Go over the entries and report the lines where the word "keywords" occurs.

::: Provided information

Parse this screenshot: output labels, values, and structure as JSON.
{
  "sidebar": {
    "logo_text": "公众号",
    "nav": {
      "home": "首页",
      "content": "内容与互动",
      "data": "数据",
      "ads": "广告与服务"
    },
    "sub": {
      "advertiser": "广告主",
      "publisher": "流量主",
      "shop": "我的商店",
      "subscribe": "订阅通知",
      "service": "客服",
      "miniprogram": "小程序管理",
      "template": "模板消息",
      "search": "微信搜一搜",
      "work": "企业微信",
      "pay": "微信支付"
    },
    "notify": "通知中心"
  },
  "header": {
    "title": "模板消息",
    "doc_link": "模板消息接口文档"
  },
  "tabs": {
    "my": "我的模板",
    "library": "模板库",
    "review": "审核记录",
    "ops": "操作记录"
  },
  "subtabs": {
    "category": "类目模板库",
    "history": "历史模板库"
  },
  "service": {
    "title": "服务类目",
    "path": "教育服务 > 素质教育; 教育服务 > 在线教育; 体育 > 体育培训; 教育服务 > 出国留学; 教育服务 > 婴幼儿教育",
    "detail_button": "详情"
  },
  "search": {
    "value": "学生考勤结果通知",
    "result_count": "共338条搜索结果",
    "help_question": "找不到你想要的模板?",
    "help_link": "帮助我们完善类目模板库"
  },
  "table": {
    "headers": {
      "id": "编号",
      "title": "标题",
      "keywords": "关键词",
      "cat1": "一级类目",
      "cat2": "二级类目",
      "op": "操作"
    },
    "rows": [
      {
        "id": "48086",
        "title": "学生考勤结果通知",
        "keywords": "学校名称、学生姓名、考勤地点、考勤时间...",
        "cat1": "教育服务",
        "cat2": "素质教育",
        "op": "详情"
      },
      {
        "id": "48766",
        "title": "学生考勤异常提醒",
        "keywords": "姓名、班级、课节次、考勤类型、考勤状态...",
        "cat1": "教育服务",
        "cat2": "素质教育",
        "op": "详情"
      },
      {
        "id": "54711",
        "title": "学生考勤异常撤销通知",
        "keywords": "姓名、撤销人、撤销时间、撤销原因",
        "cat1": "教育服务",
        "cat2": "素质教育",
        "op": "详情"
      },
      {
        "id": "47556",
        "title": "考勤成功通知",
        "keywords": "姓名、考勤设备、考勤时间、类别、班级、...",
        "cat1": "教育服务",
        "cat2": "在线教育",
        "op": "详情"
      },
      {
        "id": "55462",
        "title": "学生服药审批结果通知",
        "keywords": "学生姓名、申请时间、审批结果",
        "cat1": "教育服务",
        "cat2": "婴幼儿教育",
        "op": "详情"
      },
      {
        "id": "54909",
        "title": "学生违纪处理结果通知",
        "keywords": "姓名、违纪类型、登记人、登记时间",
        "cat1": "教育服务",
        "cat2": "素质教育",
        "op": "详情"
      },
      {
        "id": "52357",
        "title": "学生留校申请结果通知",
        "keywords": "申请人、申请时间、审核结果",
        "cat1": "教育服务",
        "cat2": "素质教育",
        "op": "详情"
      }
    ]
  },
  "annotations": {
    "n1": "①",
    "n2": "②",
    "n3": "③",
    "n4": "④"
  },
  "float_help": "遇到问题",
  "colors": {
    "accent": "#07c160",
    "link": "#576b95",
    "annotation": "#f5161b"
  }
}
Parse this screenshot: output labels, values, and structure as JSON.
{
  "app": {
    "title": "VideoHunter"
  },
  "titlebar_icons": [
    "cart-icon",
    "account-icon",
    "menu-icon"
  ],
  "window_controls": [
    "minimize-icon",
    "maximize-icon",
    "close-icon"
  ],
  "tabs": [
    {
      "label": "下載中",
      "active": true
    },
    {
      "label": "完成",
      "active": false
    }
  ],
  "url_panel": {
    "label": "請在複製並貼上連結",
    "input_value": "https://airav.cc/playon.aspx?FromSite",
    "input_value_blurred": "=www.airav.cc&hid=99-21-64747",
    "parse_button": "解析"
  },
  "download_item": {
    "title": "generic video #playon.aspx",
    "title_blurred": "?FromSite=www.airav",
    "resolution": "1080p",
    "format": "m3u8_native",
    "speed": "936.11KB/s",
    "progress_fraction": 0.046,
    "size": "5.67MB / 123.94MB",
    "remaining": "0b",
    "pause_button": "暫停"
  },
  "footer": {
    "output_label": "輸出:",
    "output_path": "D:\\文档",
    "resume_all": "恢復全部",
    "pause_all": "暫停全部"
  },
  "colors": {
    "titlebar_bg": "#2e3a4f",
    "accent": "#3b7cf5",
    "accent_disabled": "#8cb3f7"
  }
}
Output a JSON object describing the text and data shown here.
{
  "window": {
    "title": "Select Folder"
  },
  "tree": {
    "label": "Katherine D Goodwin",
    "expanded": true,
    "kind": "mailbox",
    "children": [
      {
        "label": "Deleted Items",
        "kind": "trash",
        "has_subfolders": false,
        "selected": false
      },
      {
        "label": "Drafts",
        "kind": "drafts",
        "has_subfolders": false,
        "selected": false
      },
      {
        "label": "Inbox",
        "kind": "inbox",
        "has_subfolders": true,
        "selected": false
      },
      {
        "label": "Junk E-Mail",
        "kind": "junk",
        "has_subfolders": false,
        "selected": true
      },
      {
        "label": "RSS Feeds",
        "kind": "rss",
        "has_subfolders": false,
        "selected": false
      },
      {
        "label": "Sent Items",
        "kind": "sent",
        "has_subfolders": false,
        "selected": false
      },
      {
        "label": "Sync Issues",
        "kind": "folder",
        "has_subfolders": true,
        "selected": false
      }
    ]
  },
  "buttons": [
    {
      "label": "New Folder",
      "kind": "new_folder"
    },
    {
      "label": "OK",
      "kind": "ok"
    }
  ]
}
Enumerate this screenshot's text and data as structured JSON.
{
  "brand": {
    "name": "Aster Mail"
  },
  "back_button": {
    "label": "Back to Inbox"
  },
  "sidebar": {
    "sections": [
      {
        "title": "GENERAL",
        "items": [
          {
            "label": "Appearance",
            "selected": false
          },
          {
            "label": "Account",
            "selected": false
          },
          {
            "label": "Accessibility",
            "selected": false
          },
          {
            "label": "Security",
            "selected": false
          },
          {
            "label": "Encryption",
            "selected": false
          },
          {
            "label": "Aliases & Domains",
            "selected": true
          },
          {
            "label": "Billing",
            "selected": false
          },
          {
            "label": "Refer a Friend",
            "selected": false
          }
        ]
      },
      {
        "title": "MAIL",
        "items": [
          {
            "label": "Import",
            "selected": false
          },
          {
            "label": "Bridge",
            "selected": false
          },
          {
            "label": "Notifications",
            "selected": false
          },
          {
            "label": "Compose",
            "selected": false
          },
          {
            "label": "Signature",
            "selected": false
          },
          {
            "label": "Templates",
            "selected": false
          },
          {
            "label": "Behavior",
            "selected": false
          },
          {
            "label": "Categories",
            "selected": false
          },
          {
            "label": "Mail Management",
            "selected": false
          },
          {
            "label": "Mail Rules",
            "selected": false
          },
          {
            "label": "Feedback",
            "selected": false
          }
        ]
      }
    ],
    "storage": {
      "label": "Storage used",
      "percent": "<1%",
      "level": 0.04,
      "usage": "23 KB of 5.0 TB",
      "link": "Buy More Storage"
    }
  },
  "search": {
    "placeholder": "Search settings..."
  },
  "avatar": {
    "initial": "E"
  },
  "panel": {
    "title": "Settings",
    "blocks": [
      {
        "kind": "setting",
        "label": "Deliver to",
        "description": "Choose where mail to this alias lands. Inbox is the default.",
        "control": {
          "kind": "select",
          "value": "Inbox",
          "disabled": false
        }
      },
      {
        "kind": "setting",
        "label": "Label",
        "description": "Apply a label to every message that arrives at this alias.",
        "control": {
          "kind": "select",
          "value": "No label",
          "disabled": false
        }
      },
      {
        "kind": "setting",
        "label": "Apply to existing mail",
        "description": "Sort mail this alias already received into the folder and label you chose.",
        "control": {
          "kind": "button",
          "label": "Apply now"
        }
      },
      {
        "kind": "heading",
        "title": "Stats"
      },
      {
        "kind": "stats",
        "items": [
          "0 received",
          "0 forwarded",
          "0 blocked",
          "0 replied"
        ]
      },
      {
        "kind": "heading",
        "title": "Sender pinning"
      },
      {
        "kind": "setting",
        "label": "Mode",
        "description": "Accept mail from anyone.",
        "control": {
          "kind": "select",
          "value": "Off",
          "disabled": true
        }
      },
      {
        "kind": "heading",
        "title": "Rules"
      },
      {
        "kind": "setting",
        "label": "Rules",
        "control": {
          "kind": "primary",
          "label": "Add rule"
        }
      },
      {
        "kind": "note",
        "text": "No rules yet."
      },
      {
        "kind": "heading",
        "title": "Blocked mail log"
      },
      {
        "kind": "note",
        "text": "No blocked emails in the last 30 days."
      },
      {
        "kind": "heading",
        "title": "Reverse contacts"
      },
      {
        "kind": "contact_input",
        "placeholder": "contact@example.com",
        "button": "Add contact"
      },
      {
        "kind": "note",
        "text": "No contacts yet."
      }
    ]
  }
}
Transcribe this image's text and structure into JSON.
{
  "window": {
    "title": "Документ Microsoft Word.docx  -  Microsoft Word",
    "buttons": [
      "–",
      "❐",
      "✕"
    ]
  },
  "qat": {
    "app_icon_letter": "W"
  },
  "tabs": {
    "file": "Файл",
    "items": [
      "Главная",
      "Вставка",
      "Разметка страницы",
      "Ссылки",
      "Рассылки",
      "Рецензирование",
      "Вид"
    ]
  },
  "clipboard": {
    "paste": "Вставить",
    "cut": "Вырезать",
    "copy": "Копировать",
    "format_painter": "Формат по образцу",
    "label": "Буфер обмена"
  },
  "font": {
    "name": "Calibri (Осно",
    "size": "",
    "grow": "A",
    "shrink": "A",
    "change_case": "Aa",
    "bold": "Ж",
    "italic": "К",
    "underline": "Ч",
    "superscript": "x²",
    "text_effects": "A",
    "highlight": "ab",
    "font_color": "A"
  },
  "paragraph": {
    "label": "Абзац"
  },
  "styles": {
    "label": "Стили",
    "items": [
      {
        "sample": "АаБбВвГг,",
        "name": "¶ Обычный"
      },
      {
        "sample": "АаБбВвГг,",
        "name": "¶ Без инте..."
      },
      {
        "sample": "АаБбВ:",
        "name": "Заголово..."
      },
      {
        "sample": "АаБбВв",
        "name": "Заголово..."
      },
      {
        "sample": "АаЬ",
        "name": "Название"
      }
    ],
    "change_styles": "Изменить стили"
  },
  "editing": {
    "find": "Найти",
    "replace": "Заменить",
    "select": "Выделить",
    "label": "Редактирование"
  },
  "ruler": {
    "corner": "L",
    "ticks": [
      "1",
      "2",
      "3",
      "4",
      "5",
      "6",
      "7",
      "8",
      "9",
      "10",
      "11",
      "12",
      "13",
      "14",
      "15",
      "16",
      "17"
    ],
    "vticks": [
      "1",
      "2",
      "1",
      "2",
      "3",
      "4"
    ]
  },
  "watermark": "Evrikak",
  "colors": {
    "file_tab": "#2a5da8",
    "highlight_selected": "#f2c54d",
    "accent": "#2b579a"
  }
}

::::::

• **Response area**:
      "keywords": "关键词",
        "keywords": "学校名称、学生姓名、考勤地点、考勤时间...",
        "keywords": "姓名、班级、课节次、考勤类型、考勤状态...",
        "keywords": "姓名、撤销人、撤销时间、撤销原因",
        "keywords": "姓名、考勤设备、考勤时间、类别、班级、...",
        "keywords": "学生姓名、申请时间、审批结果",
        "keywords": "姓名、违纪类型、登记人、登记时间",
        "keywords": "申请人、申请时间、审核结果",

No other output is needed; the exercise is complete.